Four-time NASCAR Sprint Cup champion Jeff Gordon got schooled last Sunday at Indianapolis Motor Speedway on the refined art of restarts.
It had been eight months since Gordon’s last race, and the importance and subtlety of this one skill showed just how rusty he was.
“Last week was just a teaser for restarts. This week they’ll be five or six wide going into Turn 1 here,” Gordon joked Friday at Pocono Raceway, site of Sunday’s Pennsylvania 400.
“I can’t wait.”
When NASCAR moved toward double-file restarts, the nuanced moves off a caution became all the more important. Think of it as the equivalent of a faceoff in hockey or lacrosse: A specialized skill that helps optimize control of the event.
NASCAR lengthened the restart zone, which aids the race leader. The challenge, as the race comes back to full speed, is how best to position the car to make a move on drivers in front of you without crashing in Turn 1.
Each Sprint Cup track has unique characteristics than affect restarts. Pocono can be particularly tricky, several drivers said Friday.
“This is one of those race tracks where you have a long straightaway before you get down to Turn 1 and there are really only about two lanes that are really worth anything when you get there,” said driver Joey Logano. “Going into Turn 1, you’ve got to find a hole, and it becomes very challenging.”
Best chance to pass
Logano and Kyle Busch are generally considered the elite Sprint Cup drivers when it comes to restarts. The reason restarts have grown in importance is it’s often the best opportunity to pass. And as Busch noted Friday, while recent aerodynamics have made the cars easier to drive, that same package has made it harder to pass under normal conditions.
“It becomes so challenging to pass afterward,” Logano said of restarts. “When you talk about (Pocono) or Indy or most tracks we go to, it’s very hard to pass these days. The opportunity is on the restart.
“So you push hard and it’s that way across the board. Every driver is doing that and it’s just a matter of doing it in the right way.”
Gordon said the misconception among fans is that restarts are about getting the cars up to fourth gear. Nope. It’s about figuring out what you’ll do after the car is at full speed and that first turn makes for mayhem.
“It’s about being on the outside or the inside,” Gordon described. “I feel like I (go through the gears) as well as anybody. But it’s about the turn and how you are making moves and picking lines to gain position.”
Brad Keselowski, who has won four Sprint Cup races this season, says he’s probably top-10 on restarts, but not in Logano’s or Busch’s class.
“You always have one line that is preferred and one line that is not. And then you have that restart zone. That has created this offense-versus-defense mode that everyone goes into whether they are in the preferred versus not-preferred lane,” Keselowski described.
“Very different tactics than what we’ve previously seen in the sport. It’s evolved over time to where drivers who have a lot of experience are pretty darn good at it.”

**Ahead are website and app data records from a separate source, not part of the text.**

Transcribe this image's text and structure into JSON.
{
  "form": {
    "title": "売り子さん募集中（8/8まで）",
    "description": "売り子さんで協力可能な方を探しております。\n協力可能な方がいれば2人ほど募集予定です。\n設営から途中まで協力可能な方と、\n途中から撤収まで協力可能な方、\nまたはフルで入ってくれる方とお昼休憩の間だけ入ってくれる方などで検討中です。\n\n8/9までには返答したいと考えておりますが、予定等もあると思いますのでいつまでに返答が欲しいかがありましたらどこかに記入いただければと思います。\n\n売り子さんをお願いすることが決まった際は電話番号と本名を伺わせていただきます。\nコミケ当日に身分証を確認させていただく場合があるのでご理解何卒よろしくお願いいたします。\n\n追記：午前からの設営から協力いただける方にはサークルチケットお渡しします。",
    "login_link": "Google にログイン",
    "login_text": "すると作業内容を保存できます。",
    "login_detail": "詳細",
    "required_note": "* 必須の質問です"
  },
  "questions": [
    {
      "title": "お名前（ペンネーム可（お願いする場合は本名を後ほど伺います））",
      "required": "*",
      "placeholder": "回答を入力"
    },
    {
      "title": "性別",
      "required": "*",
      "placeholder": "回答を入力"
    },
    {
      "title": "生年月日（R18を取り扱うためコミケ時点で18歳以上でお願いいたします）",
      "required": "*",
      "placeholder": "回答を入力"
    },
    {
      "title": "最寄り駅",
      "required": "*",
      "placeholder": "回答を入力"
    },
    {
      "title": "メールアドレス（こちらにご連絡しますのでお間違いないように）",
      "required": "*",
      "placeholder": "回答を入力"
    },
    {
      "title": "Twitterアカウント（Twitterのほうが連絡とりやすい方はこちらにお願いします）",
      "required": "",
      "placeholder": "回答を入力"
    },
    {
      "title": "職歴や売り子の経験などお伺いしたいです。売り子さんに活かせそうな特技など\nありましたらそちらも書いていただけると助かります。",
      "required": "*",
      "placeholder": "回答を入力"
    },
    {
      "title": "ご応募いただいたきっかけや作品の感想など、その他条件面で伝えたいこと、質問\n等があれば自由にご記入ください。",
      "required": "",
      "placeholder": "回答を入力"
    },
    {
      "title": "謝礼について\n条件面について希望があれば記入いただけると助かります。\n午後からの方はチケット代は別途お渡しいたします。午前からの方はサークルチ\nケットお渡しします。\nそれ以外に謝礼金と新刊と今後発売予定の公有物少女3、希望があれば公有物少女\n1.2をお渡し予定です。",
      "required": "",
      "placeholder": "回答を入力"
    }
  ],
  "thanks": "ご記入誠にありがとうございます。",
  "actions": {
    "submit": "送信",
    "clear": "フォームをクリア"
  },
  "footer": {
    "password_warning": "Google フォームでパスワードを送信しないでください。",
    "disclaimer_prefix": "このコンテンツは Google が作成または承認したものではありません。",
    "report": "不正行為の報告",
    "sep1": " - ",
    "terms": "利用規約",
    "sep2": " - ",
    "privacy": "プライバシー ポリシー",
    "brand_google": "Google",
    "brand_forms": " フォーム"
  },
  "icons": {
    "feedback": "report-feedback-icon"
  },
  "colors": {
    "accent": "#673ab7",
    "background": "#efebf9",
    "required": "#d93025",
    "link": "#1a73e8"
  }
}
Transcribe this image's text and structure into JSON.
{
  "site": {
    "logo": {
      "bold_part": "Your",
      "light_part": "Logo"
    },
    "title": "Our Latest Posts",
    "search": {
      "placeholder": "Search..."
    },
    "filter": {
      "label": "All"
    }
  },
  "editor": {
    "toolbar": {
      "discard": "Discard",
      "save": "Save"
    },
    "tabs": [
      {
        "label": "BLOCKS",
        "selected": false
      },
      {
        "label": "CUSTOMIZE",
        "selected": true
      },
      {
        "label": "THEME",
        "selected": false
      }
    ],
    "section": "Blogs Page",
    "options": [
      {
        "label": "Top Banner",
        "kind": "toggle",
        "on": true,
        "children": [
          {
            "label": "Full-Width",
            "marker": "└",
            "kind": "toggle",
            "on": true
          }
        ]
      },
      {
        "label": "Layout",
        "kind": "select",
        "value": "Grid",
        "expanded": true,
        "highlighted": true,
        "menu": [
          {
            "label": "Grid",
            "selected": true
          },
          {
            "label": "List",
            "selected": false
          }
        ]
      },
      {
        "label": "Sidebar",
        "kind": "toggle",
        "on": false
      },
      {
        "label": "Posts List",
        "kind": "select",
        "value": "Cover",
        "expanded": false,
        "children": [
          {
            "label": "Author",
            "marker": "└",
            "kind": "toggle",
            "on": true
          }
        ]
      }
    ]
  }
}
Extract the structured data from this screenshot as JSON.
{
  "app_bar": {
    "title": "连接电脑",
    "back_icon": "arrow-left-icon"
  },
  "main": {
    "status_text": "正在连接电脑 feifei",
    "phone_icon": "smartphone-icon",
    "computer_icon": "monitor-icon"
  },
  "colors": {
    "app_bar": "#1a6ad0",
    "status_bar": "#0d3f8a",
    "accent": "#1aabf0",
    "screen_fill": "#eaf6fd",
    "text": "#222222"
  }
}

Logano said part of the trick to being expert at restarts is putting in the time to really scout other drivers’ tendencies.
“A lot of time it’s the aggressor who wins out on that thing, but sometimes the aggressor is the one who maybe puts himself in the wrong spot,” Logano said. “It’s a calculated decision on each restart on knowing who you’re racing, the tendencies they’ve had in the past, (and) what track you’re at.”
It’s a subtle skill and a huge advantage, as Busch described.
“Restarts are huge here for sure,” Busch said. “When everyone fans out, it definitely manipulates the runs of the different grooves and the different lines.
“It’s a bigger challenge here than maybe some other tracks, but you file down into two lanes if you’re lucky through Turn 1. … It’s tricky here for sure with the restarts and they play a big role to what this race ends up being.”
Bonnell: 704-358-5129; @rick_bonnell